TO DO ▸ The whole listing needs to be returned exactly as it appears.

SOURCE DATA ▸
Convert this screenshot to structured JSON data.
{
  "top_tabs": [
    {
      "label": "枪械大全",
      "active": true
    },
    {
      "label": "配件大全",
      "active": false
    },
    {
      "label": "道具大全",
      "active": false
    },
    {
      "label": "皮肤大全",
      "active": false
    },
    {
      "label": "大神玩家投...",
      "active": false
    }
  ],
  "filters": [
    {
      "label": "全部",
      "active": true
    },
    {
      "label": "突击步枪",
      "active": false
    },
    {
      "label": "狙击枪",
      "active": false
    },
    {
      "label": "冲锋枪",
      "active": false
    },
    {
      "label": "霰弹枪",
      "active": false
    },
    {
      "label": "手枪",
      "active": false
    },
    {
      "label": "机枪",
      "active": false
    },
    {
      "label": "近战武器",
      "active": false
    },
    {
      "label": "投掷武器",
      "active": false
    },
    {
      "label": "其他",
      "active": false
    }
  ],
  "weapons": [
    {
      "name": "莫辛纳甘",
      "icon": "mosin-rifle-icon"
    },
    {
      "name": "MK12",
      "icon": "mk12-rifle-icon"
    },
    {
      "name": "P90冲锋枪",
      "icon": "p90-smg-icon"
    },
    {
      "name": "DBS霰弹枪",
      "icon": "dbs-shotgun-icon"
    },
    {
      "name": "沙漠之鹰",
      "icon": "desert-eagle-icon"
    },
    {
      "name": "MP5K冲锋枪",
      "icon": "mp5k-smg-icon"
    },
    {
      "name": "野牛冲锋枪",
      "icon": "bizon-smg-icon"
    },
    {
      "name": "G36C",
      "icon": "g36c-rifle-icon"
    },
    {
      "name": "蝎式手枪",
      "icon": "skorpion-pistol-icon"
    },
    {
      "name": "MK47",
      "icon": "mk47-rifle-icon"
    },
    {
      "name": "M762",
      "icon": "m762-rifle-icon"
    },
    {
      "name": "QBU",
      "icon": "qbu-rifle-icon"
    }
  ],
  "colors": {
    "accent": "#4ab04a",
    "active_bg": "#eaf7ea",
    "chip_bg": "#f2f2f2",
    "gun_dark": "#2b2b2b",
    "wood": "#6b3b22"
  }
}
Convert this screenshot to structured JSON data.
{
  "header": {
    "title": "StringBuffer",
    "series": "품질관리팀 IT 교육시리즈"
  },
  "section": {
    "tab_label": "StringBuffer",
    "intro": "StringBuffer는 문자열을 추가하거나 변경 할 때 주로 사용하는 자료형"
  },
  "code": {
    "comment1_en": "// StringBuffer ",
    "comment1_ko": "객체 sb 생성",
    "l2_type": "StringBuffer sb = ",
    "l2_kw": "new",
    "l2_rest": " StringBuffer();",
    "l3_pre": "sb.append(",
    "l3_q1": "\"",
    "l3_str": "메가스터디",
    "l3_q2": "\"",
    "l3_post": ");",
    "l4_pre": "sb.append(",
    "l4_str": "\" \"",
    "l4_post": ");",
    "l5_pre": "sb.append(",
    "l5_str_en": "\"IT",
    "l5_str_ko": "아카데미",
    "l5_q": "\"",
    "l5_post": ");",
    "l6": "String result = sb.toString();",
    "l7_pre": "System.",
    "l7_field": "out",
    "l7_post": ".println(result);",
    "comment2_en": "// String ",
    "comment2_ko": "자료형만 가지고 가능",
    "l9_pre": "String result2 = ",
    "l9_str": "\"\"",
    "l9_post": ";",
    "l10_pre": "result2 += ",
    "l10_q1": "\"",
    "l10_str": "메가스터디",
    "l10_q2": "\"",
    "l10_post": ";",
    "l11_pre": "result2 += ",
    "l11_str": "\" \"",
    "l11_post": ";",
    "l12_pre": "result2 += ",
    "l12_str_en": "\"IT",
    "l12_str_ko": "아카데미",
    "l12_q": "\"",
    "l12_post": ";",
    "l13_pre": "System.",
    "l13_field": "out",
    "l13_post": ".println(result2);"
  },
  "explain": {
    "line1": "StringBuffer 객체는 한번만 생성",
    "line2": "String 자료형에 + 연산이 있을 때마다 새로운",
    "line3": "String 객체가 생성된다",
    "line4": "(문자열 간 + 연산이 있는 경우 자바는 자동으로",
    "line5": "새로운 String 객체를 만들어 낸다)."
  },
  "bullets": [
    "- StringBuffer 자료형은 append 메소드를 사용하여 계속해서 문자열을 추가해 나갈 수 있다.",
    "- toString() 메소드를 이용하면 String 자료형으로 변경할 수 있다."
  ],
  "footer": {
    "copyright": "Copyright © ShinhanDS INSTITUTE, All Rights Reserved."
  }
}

OUTPUT BELOW ▸
Convert this screenshot to structured JSON data.
{
  "top_tabs": [
    {
      "label": "枪械大全",
      "active": true
    },
    {
      "label": "配件大全",
      "active": false
    },
    {
      "label": "道具大全",
      "active": false
    },
    {
      "label": "皮肤大全",
      "active": false
    },
    {
      "label": "大神玩家投...",
      "active": false
    }
  ],
  "filters": [
    {
      "label": "全部",
      "active": true
    },
    {
      "label": "突击步枪",
      "active": false
    },
    {
      "label": "狙击枪",
      "active": false
    },
    {
      "label": "冲锋枪",
      "active": false
    },
    {
      "label": "霰弹枪",
      "active": false
    },
    {
      "label": "手枪",
      "active": false
    },
    {
      "label": "机枪",
      "active": false
    },
    {
      "label": "近战武器",
      "active": false
    },
    {
      "label": "投掷武器",
      "active": false
    },
    {
      "label": "其他",
      "active": false
    }
  ],
  "weapons": [
    {
      "name": "莫辛纳甘",
      "icon": "mosin-rifle-icon"
    },
    {
      "name": "MK12",
      "icon": "mk12-rifle-icon"
    },
    {
      "name": "P90冲锋枪",
      "icon": "p90-smg-icon"
    },
    {
      "name": "DBS霰弹枪",
      "icon": "dbs-shotgun-icon"
    },
    {
      "name": "沙漠之鹰",
      "icon": "desert-eagle-icon"
    },
    {
      "name": "MP5K冲锋枪",
      "icon": "mp5k-smg-icon"
    },
    {
      "name": "野牛冲锋枪",
      "icon": "bizon-smg-icon"
    },
    {
      "name": "G36C",
      "icon": "g36c-rifle-icon"
    },
    {
      "name": "蝎式手枪",
      "icon": "skorpion-pistol-icon"
    },
    {
      "name": "MK47",
      "icon": "mk47-rifle-icon"
    },
    {
      "name": "M762",
      "icon": "m762-rifle-icon"
    },
    {
      "name": "QBU",
      "icon": "qbu-rifle-icon"
    }
  ],
  "colors": {
    "accent": "#4ab04a",
    "active_bg": "#eaf7ea",
    "chip_bg": "#f2f2f2",
    "gun_dark": "#2b2b2b",
    "wood": "#6b3b22"
  }
}
Convert this screenshot to structured JSON data.
{
  "header": {
    "title": "StringBuffer",
    "series": "품질관리팀 IT 교육시리즈"
  },
  "section": {
    "tab_label": "StringBuffer",
    "intro": "StringBuffer는 문자열을 추가하거나 변경 할 때 주로 사용하는 자료형"
  },
  "code": {
    "comment1_en": "// StringBuffer ",
    "comment1_ko": "객체 sb 생성",
    "l2_type": "StringBuffer sb = ",
    "l2_kw": "new",
    "l2_rest": " StringBuffer();",
    "l3_pre": "sb.append(",
    "l3_q1": "\"",
    "l3_str": "메가스터디",
    "l3_q2": "\"",
    "l3_post": ");",
    "l4_pre": "sb.append(",
    "l4_str": "\" \"",
    "l4_post": ");",
    "l5_pre": "sb.append(",
    "l5_str_en": "\"IT",
    "l5_str_ko": "아카데미",
    "l5_q": "\"",
    "l5_post": ");",
    "l6": "String result = sb.toString();",
    "l7_pre": "System.",
    "l7_field": "out",
    "l7_post": ".println(result);",
    "comment2_en": "// String ",
    "comment2_ko": "자료형만 가지고 가능",
    "l9_pre": "String result2 = ",
    "l9_str": "\"\"",
    "l9_post": ";",
    "l10_pre": "result2 += ",
    "l10_q1": "\"",
    "l10_str": "메가스터디",
    "l10_q2": "\"",
    "l10_post": ";",
    "l11_pre": "result2 += ",
    "l11_str": "\" \"",
    "l11_post": ";",
    "l12_pre": "result2 += ",
    "l12_str_en": "\"IT",
    "l12_str_ko": "아카데미",
    "l12_q": "\"",
    "l12_post": ";",
    "l13_pre": "System.",
    "l13_field": "out",
    "l13_post": ".println(result2);"
  },
  "explain": {
    "line1": "StringBuffer 객체는 한번만 생성",
    "line2": "String 자료형에 + 연산이 있을 때마다 새로운",
    "line3": "String 객체가 생성된다",
    "line4": "(문자열 간 + 연산이 있는 경우 자바는 자동으로",
    "line5": "새로운 String 객체를 만들어 낸다)."
  },
  "bullets": [
    "- StringBuffer 자료형은 append 메소드를 사용하여 계속해서 문자열을 추가해 나갈 수 있다.",
    "- toString() 메소드를 이용하면 String 자료형으로 변경할 수 있다."
  ],
  "footer": {
    "copyright": "Copyright © ShinhanDS INSTITUTE, All Rights Reserved."
  }
}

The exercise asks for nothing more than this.